So, in sum, I really liked the end of this, enough for me to want to read on, but I’m still not going to forgive that opening section for being so boring and clunky. I’m reasonably sure this isn’t cross-over YA material – like, if you don’t like or read YA, this is not a smart thing to start with – but if you have a sinus infection and have already gotten through the first boring 100 pages, it’s going to be just absolutely perfect.

The Whole Stupid Way We Are

This is the kind of book that gets me right between the ribs like a blade, but softer, like I’ve been running and my own body cuts itself as my breath heaves. Trying to talk about this book is a blinding overshare in the offing, my desire to remember myself as I was in a series of cutting anecdotes and sloppy regret almost overwhelming. I’m not going to do that this time, but that is just an accident that never happened, but could, and did, and will. 

The Whole Stupid Way We Areby N. Griffin is written in the present tense about two teenagers, Skint and Dinah, in a series of building days, in a place that feels like my snowy Midwest, an adolescence parceled out in hats unworn and coats outgrown. Lots of people hate the present tense, which is fine, you’re welcome, but here it is the breathless presence of adolescence, that moves along presently until that final blinding tense shift at the end. The one that put the blade at my ribs solidly into my heart.

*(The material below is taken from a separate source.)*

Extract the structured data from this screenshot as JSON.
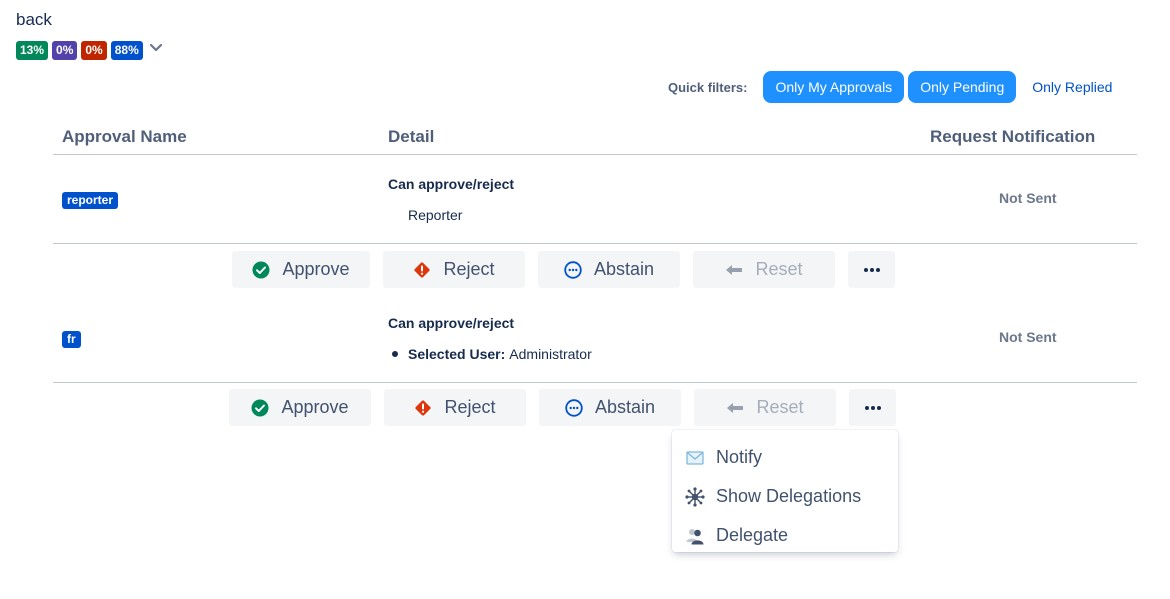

I honestly don’t know that this book will track with young people, which is the usual shame of youth being wasted on the young, or them being cursed with it. I’m not even trashing young people here; I didn’t know like Dinah how all of my present tense flailing was going to turn out. Skint and Dinah are fierce friends, on the edge of something more serious than simple sexual attraction, running bullshit and antics. Dinah, she can almost see the shape of Skint’s damage, his coatless pain and anger and violence, but she’s too happy and grief-stricken and herself to see him in a resolution that makes sense. 

It’s all a long breathless anecdote: I had this one friend. One time, I got a call from my grandmother that Grandpa was dead. I brought videotapes to my sister when she was sick this one time. A million stories that I’m not going to tell. One time, Dinah and Skint saw a dancing donkey, and waved to two old people on a porch. One time there was a box of food in the food shelf, and freezer full of fish. Once, Skint thought so hard about Dinah that he almost put her through a wall. Memory is violence that never happened, or could have, or did. Once, I grieved for myself and everything I did wrong trying to do right. Memory is holy because it is profane, because it is mistakes unmade and in the making. 

I don’t know. This book is beautiful, stark, voice-driven young adult literature of the highest order. I love it. I love it like grief and my present-tense adolescence that cuts a stitch in my side if I think about it too much. It’s the brutal, gentle ‘I am’ that puts me right through the wall.


(I received an ARC from a bookseller, but no expectations were put on my review.)